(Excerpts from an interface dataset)
---------------
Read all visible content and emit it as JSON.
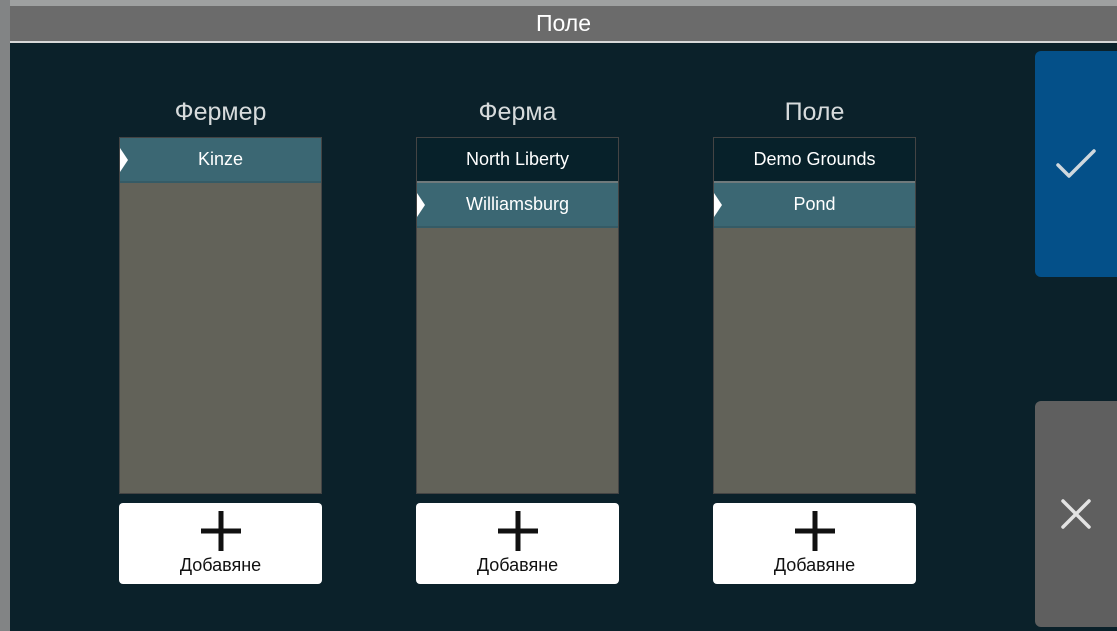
{
  "title": "Поле",
  "colors": {
    "background": "#0b212a",
    "list_bg": "#626259",
    "item_bg": "#07212a",
    "selected_bg": "#3b6773",
    "confirm": "#045089",
    "cancel": "#5f5f5f"
  },
  "columns": [
    {
      "header": "Фермер",
      "items": [
        {
          "label": "Kinze",
          "selected": true
        }
      ],
      "add_label": "Добавяне"
    },
    {
      "header": "Ферма",
      "items": [
        {
          "label": "North Liberty",
          "selected": false
        },
        {
          "label": "Williamsburg",
          "selected": true
        }
      ],
      "add_label": "Добавяне"
    },
    {
      "header": "Поле",
      "items": [
        {
          "label": "Demo Grounds",
          "selected": false
        },
        {
          "label": "Pond",
          "selected": true
        }
      ],
      "add_label": "Добавяне"
    }
  ],
  "actions": {
    "confirm_icon": "check-icon",
    "cancel_icon": "close-icon"
  }
}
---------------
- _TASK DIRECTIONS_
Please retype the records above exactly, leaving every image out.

- _EXPECTED ANSWER_
Read all visible content and emit it as JSON.
{
  "title": "Поле",
  "colors": {
    "background": "#0b212a",
    "list_bg": "#626259",
    "item_bg": "#07212a",
    "selected_bg": "#3b6773",
    "confirm": "#045089",
    "cancel": "#5f5f5f"
  },
  "columns": [
    {
      "header": "Фермер",
      "items": [
        {
          "label": "Kinze",
          "selected": true
        }
      ],
      "add_label": "Добавяне"
    },
    {
      "header": "Ферма",
      "items": [
        {
          "label": "North Liberty",
          "selected": false
        },
        {
          "label": "Williamsburg",
          "selected": true
        }
      ],
      "add_label": "Добавяне"
    },
    {
      "header": "Поле",
      "items": [
        {
          "label": "Demo Grounds",
          "selected": false
        },
        {
          "label": "Pond",
          "selected": true
        }
      ],
      "add_label": "Добавяне"
    }
  ],
  "actions": {
    "confirm_icon": "check-icon",
    "cancel_icon": "close-icon"
  }
}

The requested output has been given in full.